Cisco documentation is out there for this, but searching for it generally only comes back with forum questions and responses. Here’s the consolidated information on how to easily break into a Cisco Small Business switch that has a console port. Generally this is limited to the SG300 and SG500 series switches. If you recall, the 200 series units don’t have a serial console port. This switch happens to be on SW version 1.3.0.03.
Set your serial console connection to 115000 baud, 8 data bits, no parity, 1 stop bit, no flow control, and fire up your favorite terminal program (SecureCRT, putty, etc). I’ve seen the console connection work at 9600 baud (like traditional routers and switches) but it seems to behave better at the Cisco recommended 115000 baud rate for these units.
Reboot the switch by unplugging the power cord. You will see a prompt during boot right after the Cisco logo made out of #s that says “Autoboot in 2 seconds – press RETURN or Esc. to abort and enter prom.”
Hit RETURN and you will get the following startup menu:
 Download Software
 Erase Flash File
 Password Recovery Procedure
 Set Terminal Baud-Rate
 Stack Menu
 System Mode menu
Enter your choice or press ‘ESC’ to exit:
Select “Password Recovery Procedure” by typing 3, and then hit enter
“Current Password will be ignored” will be displayed.
==== Press Enter To Continue ====
It will look like the switch is doing nothing, but just wait it will boot. Once at the prompt you will need to elevate to privilege mode.
Enter global configuration mode
If your switch has an existing configuration that you wish to keep (and only update the login credentials), be sure to first load the saved configuration into memory to update the existing user / password combination. This is a crucial step in gaining access back into your switch, otherwise you would essentially be performing a factory reset on the unit.
Switch# copy startup-config running-config
Create a new username and password combination (username can be whatever, password too so long as it meets complexity requirements)
Switch (config)#>username cisco password P@$$w0rd privilege 15
Save the password into the startup config
Switch#>copy run start
That will set a new password in the running (and startup config) so that you will be able to access the switch after a reboot.
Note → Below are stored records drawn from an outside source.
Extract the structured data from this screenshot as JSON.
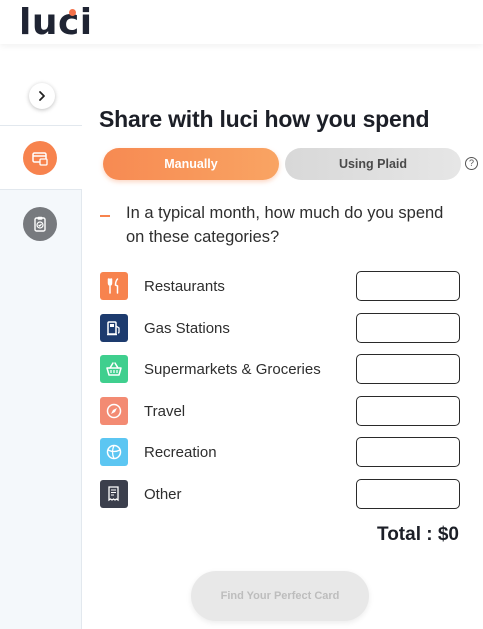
{
  "app": {
    "logo": "luci"
  },
  "title": "Share with luci how you spend",
  "mode_toggle": {
    "manual_label": "Manually",
    "plaid_label": "Using Plaid",
    "selected": "Manually",
    "help": "?"
  },
  "question": "In a typical month, how much do you spend on these categories?",
  "categories": [
    {
      "label": "Restaurants",
      "icon": "fork-knife-icon",
      "color": "#f7834e",
      "value": ""
    },
    {
      "label": "Gas Stations",
      "icon": "gas-pump-icon",
      "color": "#1d3b6e",
      "value": ""
    },
    {
      "label": "Supermarkets & Groceries",
      "icon": "basket-icon",
      "color": "#3fcf8e",
      "value": ""
    },
    {
      "label": "Travel",
      "icon": "compass-icon",
      "color": "#f38b73",
      "value": ""
    },
    {
      "label": "Recreation",
      "icon": "ball-icon",
      "color": "#5cc6f2",
      "value": ""
    },
    {
      "label": "Other",
      "icon": "receipt-icon",
      "color": "#3b3f4c",
      "value": ""
    }
  ],
  "total": "Total : $0",
  "cta": {
    "label": "Find Your Perfect Card",
    "enabled": false
  },
  "sidebar": {
    "items": [
      "expand",
      "card-recommendation",
      "checklist"
    ]
  }
}
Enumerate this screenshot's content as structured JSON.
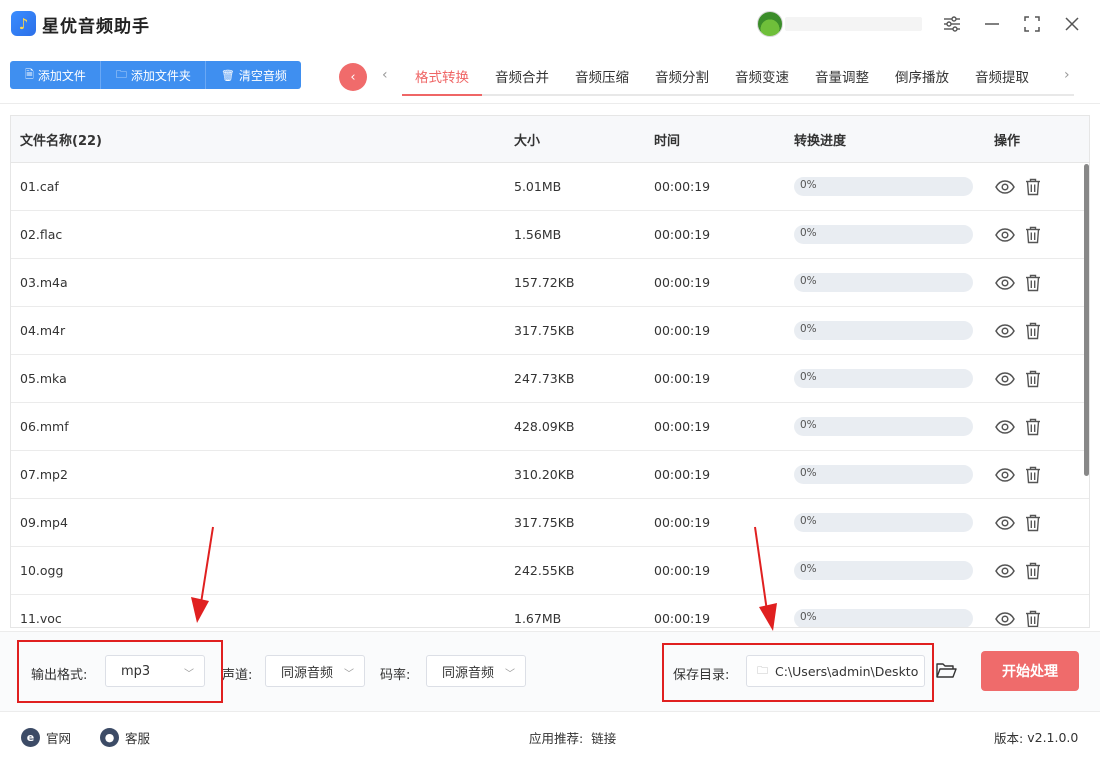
{
  "app": {
    "title": "星优音频助手",
    "logo_glyph": "♪"
  },
  "window_controls": [
    "settings-icon",
    "minimize-icon",
    "maximize-icon",
    "close-icon"
  ],
  "toolbar": {
    "add_file": "添加文件",
    "add_folder": "添加文件夹",
    "clear_audio": "清空音频"
  },
  "tabs": [
    {
      "label": "格式转换",
      "active": true
    },
    {
      "label": "音频合并",
      "active": false
    },
    {
      "label": "音频压缩",
      "active": false
    },
    {
      "label": "音频分割",
      "active": false
    },
    {
      "label": "音频变速",
      "active": false
    },
    {
      "label": "音量调整",
      "active": false
    },
    {
      "label": "倒序播放",
      "active": false
    },
    {
      "label": "音频提取",
      "active": false
    }
  ],
  "table": {
    "headers": {
      "name": "文件名称(22)",
      "size": "大小",
      "time": "时间",
      "progress": "转换进度",
      "ops": "操作"
    },
    "rows": [
      {
        "name": "01.caf",
        "size": "5.01MB",
        "time": "00:00:19",
        "progress": "0%"
      },
      {
        "name": "02.flac",
        "size": "1.56MB",
        "time": "00:00:19",
        "progress": "0%"
      },
      {
        "name": "03.m4a",
        "size": "157.72KB",
        "time": "00:00:19",
        "progress": "0%"
      },
      {
        "name": "04.m4r",
        "size": "317.75KB",
        "time": "00:00:19",
        "progress": "0%"
      },
      {
        "name": "05.mka",
        "size": "247.73KB",
        "time": "00:00:19",
        "progress": "0%"
      },
      {
        "name": "06.mmf",
        "size": "428.09KB",
        "time": "00:00:19",
        "progress": "0%"
      },
      {
        "name": "07.mp2",
        "size": "310.20KB",
        "time": "00:00:19",
        "progress": "0%"
      },
      {
        "name": "09.mp4",
        "size": "317.75KB",
        "time": "00:00:19",
        "progress": "0%"
      },
      {
        "name": "10.ogg",
        "size": "242.55KB",
        "time": "00:00:19",
        "progress": "0%"
      },
      {
        "name": "11.voc",
        "size": "1.67MB",
        "time": "00:00:19",
        "progress": "0%"
      }
    ]
  },
  "settings": {
    "output_format_label": "输出格式:",
    "output_format_value": "mp3",
    "channel_label": "声道:",
    "channel_value": "同源音频",
    "bitrate_label": "码率:",
    "bitrate_value": "同源音频",
    "save_dir_label": "保存目录:",
    "save_dir_value": "C:\\Users\\admin\\Deskto",
    "start_button": "开始处理"
  },
  "footer": {
    "website": "官网",
    "support": "客服",
    "recommend_label": "应用推荐:",
    "recommend_link": "链接",
    "version_label": "版本:",
    "version_value": "v2.1.0.0"
  },
  "colors": {
    "primary": "#3f8ff0",
    "accent": "#ef6666",
    "annotation": "#e02020"
  }
}
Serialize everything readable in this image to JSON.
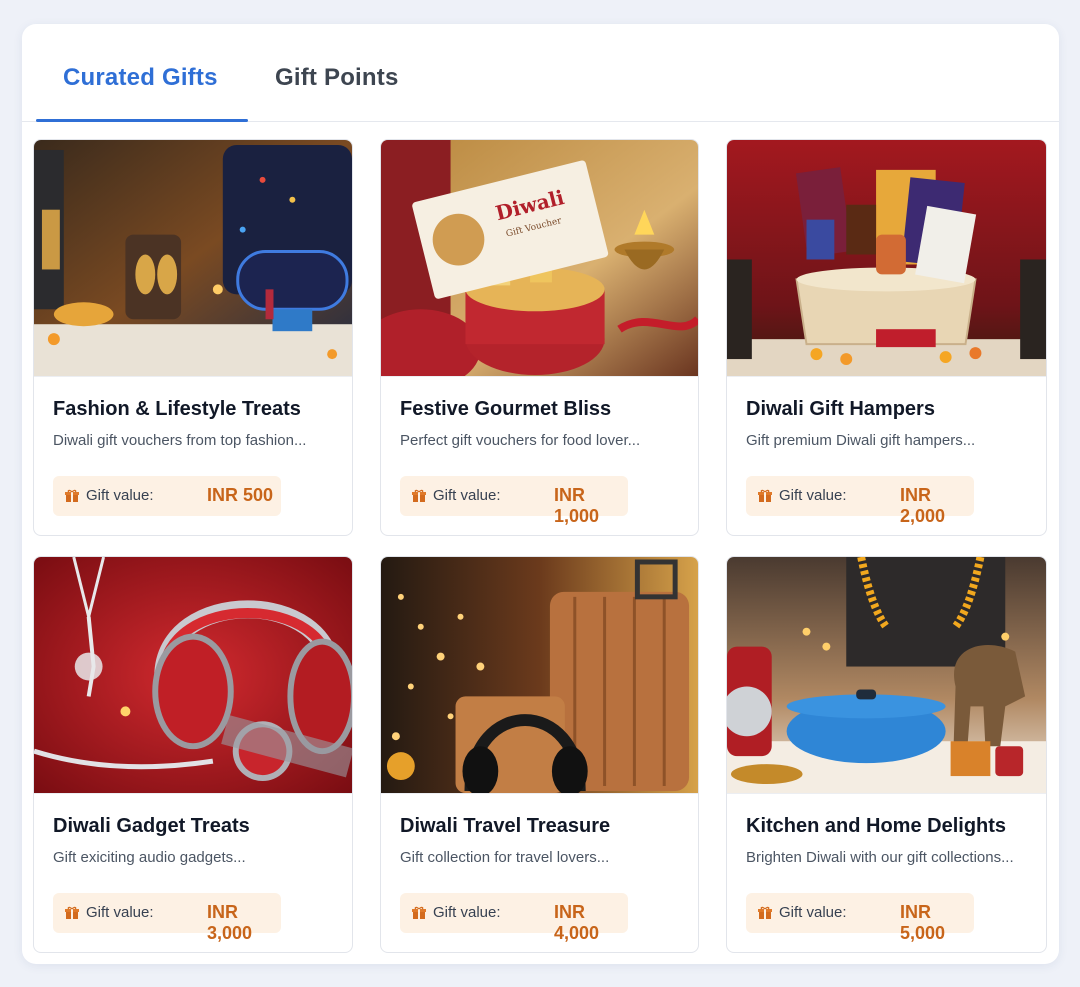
{
  "tabs": [
    {
      "label": "Curated Gifts",
      "active": true
    },
    {
      "label": "Gift Points",
      "active": false
    }
  ],
  "value_label": "Gift value:",
  "accent_color": "#2f6fd6",
  "value_color": "#c8651a",
  "cards": [
    {
      "title": "Fashion & Lifestyle Treats",
      "description": "Diwali gift vouchers from top fashion...",
      "value": "INR 500",
      "image": "fashion-lifestyle-image"
    },
    {
      "title": "Festive Gourmet Bliss",
      "description": "Perfect gift vouchers for food lover...",
      "value": "INR 1,000",
      "image": "gourmet-gift-image"
    },
    {
      "title": "Diwali Gift Hampers",
      "description": "Gift premium Diwali gift hampers...",
      "value": "INR 2,000",
      "image": "gift-hamper-image"
    },
    {
      "title": "Diwali Gadget Treats",
      "description": "Gift exiciting audio gadgets...",
      "value": "INR 3,000",
      "image": "gadget-image"
    },
    {
      "title": "Diwali Travel Treasure",
      "description": "Gift collection for travel lovers...",
      "value": "INR 4,000",
      "image": "travel-luggage-image"
    },
    {
      "title": "Kitchen and Home Delights",
      "description": "Brighten Diwali with our gift collections...",
      "value": "INR 5,000",
      "image": "kitchen-home-image"
    }
  ],
  "image_texts": {
    "voucher_title": "Diwali",
    "voucher_sub": "Gift Voucher"
  }
}
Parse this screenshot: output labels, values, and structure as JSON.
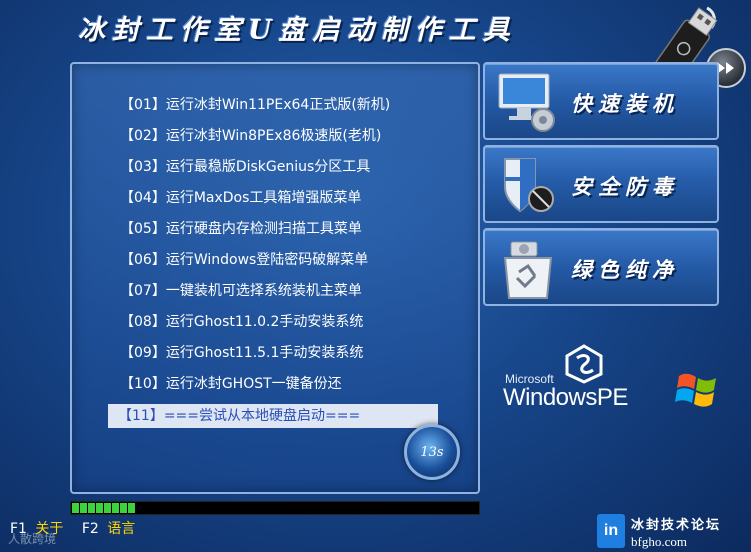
{
  "header": {
    "title": "冰封工作室U盘启动制作工具"
  },
  "menu": {
    "items": [
      "【01】运行冰封Win11PEx64正式版(新机)",
      "【02】运行冰封Win8PEx86极速版(老机)",
      "【03】运行最稳版DiskGenius分区工具",
      "【04】运行MaxDos工具箱增强版菜单",
      "【05】运行硬盘内存检测扫描工具菜单",
      "【06】运行Windows登陆密码破解菜单",
      "【07】一键装机可选择系统装机主菜单",
      "【08】运行Ghost11.0.2手动安装系统",
      "【09】运行Ghost11.5.1手动安装系统",
      "【10】运行冰封GHOST一键备份还"
    ],
    "selected": "【11】===尝试从本地硬盘启动==="
  },
  "timer": {
    "text": "13s"
  },
  "side_buttons": {
    "quick_install": "快速装机",
    "antivirus": "安全防毒",
    "clean": "绿色纯净"
  },
  "winpe": {
    "microsoft": "Microsoft",
    "windowspe": "WindowsPE"
  },
  "progress": {
    "filled_segments": 8,
    "total_segments": 51
  },
  "fkeys": {
    "f1_key": "F1",
    "f1_action": "关于",
    "f2_key": "F2",
    "f2_action": "语言"
  },
  "watermark": "人散跨境",
  "brand": {
    "logo": "in",
    "name": "冰封技术论坛",
    "site": "bfgho.com"
  },
  "colors": {
    "accent": "#ffd800",
    "progress": "#3ed23e",
    "selected_bg": "#dfe6f3",
    "selected_text": "#2a4fb8"
  },
  "icons": [
    "usb-drive-icon",
    "next-arrow-icon",
    "computer-gear-icon",
    "shield-icon",
    "recycle-bin-icon",
    "winpe-logo-icon",
    "windows-flag-icon"
  ]
}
Enter the following command to reboot the system so that you can log in with your new username and password (verifying it will work in subsequent reboots):
Once the switch powers up, login to verify and you’re all set!